“Infrastructure is a key to unlocking the eVTOL industry, as it is necessary to make the product useful to customers,” said Robin Riedel, partner at management and consulting firm McKinsey & Company, which analyzes and tracks disruptive aerospace and airline industries. “At the same time, they are complex and require real investments and development processes that often take years. “
4. Businesses target Asia-Pacific
The industry has sent strong signals this year that the Asia-Pacific region could be a leading eVTOL market.
Volocopter has announced a major partnership with the Chinese company Aerofugia. A new company, Volocopter Chengdu, will work with the Chinese government to launch the eVTOL service by 2026.
In neighboring South Korea, the Germany-based company conducted the country’s first flight demonstration of its prototype 2X in November, signaling Volocopter’s plans to establish an air taxi service there.
Brazilian company Embraer has also claimed the Asia-Pacific region. Embraer’s Eve Urban Air Mobility subsidiary has entered into an agreement with helicopter reservation platform Ascent to deliver 100 eVTOLs by 2026 to operate in Bangkok, Manila, Singapore, Tokyo and Melbourne, Australia.
5. Automakers want a piece of eVTOL
As well in 2021, Honda and one of Detroit’s Big Three, Stellantis (formerly Fiat Chrysler Automobiles), have gotten into the eVTOL game.
In addition to nearly a century of vehicle production and project management know-how, the involvement of these historic builders provides a powerful vote of confidence for an untested 21st century transportation idea.
Stellantis, the parent company of Chrysler, Dodge, Jeep and Ram, provides Archer with cockpit design elements and advanced composite material capabilities.
Honda is developing its new aircraft as part of a “mobility ecosystem,” which would include ground transportation, air transportation and a reservation service system.

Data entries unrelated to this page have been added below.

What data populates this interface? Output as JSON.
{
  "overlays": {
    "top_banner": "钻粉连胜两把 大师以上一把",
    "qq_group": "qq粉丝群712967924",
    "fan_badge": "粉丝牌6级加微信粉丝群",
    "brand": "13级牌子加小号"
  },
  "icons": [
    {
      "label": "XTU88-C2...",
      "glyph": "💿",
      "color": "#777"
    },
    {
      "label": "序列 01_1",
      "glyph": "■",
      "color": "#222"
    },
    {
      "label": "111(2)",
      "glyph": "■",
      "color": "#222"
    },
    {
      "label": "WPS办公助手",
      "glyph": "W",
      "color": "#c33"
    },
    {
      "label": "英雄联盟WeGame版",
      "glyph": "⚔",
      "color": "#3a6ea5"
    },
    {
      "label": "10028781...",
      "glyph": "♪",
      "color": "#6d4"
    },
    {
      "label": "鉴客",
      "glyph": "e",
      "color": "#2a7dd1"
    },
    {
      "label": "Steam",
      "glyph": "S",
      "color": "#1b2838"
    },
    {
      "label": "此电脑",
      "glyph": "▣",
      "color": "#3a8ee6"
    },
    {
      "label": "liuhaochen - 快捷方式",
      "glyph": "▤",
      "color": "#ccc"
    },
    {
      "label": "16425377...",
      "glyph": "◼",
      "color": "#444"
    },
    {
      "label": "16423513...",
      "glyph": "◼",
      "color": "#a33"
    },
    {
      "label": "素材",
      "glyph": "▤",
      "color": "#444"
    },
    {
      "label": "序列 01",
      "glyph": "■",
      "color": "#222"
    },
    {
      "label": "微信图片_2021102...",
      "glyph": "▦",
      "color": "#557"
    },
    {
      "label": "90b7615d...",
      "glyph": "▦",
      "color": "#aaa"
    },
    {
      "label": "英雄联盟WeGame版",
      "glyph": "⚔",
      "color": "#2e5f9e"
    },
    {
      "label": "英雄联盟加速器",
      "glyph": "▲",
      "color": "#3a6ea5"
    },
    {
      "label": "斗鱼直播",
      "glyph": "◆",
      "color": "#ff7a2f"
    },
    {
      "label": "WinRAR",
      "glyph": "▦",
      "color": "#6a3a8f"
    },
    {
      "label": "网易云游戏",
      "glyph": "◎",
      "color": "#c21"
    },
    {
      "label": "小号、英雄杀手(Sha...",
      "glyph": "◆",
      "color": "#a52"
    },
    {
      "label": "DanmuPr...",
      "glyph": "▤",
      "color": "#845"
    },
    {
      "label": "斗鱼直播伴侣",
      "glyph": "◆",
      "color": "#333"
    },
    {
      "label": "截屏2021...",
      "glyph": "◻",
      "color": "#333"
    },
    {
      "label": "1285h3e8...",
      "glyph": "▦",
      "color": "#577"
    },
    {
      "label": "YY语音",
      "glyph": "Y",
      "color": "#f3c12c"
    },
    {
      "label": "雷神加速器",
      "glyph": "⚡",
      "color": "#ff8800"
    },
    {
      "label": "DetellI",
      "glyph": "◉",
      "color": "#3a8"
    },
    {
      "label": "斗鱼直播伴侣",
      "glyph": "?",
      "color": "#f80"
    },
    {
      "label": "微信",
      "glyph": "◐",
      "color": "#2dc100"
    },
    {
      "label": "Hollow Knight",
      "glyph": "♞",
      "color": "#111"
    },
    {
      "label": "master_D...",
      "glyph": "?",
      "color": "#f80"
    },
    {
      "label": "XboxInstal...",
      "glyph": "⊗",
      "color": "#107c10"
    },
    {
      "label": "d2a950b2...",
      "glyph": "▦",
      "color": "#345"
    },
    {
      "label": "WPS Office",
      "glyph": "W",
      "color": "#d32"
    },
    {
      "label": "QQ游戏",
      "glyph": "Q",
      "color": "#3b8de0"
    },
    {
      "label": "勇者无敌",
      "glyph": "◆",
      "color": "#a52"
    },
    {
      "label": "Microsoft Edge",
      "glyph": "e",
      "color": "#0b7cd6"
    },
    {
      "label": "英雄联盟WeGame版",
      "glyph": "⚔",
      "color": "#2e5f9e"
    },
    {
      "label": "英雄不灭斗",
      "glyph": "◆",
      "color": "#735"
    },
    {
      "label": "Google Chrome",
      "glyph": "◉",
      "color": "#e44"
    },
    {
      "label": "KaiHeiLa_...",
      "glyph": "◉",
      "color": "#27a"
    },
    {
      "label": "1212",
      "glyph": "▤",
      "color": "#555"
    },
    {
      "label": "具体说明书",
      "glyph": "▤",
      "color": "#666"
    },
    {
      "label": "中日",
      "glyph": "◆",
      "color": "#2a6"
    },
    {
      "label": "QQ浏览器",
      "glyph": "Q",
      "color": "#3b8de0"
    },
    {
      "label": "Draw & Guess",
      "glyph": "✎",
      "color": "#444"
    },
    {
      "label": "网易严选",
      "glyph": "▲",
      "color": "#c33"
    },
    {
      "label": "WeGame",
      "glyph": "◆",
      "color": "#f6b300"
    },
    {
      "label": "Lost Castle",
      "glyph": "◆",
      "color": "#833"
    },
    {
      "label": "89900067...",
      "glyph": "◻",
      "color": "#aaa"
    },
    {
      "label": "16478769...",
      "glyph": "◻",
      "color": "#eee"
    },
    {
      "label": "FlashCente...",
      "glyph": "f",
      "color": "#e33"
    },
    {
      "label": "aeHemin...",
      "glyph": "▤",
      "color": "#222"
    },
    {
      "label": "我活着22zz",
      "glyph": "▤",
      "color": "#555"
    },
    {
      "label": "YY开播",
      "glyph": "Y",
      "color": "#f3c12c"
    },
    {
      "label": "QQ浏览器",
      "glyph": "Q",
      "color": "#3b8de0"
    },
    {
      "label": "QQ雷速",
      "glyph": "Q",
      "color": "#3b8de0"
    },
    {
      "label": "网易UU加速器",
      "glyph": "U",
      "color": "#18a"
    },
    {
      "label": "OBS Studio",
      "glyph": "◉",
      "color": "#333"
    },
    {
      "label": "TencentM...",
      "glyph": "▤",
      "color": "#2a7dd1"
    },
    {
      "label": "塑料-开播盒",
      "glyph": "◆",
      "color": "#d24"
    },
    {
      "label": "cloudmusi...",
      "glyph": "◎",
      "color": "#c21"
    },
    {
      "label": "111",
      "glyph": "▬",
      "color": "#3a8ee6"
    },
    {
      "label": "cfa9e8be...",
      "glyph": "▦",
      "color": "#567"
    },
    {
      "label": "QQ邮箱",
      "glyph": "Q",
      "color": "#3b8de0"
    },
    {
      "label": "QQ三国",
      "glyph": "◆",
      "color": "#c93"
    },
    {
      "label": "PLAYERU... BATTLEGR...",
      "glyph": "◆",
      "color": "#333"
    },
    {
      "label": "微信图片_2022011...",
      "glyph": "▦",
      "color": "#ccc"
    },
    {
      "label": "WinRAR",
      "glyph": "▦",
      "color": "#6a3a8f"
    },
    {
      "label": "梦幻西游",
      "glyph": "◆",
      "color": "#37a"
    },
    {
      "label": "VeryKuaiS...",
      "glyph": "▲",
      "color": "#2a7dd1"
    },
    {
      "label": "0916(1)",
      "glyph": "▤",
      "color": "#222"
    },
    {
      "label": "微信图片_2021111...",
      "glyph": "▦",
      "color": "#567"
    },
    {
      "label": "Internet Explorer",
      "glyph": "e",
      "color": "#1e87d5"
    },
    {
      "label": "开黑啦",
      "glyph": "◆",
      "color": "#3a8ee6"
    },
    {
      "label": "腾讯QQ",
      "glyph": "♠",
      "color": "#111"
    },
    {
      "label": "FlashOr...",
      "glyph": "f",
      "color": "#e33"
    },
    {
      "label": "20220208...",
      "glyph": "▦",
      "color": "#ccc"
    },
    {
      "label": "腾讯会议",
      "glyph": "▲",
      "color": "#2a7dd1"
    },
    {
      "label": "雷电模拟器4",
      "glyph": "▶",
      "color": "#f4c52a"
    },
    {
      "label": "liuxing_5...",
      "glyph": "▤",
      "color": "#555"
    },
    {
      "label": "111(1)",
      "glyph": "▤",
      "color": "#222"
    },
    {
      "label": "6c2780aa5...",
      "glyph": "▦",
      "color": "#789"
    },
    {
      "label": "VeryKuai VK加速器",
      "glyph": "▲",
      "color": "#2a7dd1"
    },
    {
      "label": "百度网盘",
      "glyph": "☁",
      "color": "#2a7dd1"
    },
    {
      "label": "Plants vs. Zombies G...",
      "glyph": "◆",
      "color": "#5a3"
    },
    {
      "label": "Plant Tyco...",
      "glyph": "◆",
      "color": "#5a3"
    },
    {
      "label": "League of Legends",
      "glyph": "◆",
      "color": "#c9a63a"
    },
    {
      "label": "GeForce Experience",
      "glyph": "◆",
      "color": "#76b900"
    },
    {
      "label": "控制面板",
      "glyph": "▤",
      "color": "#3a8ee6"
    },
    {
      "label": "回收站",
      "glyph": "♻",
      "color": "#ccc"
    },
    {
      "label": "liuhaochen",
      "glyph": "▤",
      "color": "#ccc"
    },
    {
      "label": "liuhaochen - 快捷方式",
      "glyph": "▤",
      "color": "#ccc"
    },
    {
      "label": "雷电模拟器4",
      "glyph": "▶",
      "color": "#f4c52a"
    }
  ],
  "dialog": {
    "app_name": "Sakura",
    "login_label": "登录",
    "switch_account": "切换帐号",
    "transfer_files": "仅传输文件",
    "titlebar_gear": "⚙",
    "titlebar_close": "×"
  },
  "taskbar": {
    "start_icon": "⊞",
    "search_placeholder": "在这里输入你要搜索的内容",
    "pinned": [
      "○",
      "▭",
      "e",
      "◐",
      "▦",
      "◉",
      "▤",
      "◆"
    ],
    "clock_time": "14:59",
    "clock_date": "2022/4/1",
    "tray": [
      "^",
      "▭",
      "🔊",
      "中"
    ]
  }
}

Car manufacturers in aviation? It’s somewhat reminiscent of an auto entrepreneur in the 1920s who decided to get involved in the nascent aviation industry. You may have heard of him. Henry Ford ended up producing a small airliner called the Ford 5-AT Tri-Engine, which has played a major role in the widespread acceptance of air transport.
By 2022, the eVTOL industry shows no signs of slowing down.
Archer, Joby, Lilium and others are expected to continue developing prototypes, moving closer to type certification of their planes with aviation regulators. Lilium plans to carry out flight tests in Spain with the aim of obtaining EASA type certification in 2022.
Joby says he’s on track to earn his FAA Part 135 certificate in 2022, which would allow the company to operate as a limited liability airline. It intends to operate traditional, existing and certified aircraft until its eVTOL achieves type certification, expected in 2023.
Swedish company Jetson Aerospace set to deploy ultralight, home-made eVTOL Jetson ONE in 2022
Also expected in 2022: the first flight of Vertical Aerospace’s eVTOL prototype.
For the eVTOL industry as a whole, the coming year promises to bring many hurdles, including the development of complex technologies, compliance with regulatory requirements and investor satisfaction.
Other key eVTOL stories in 2021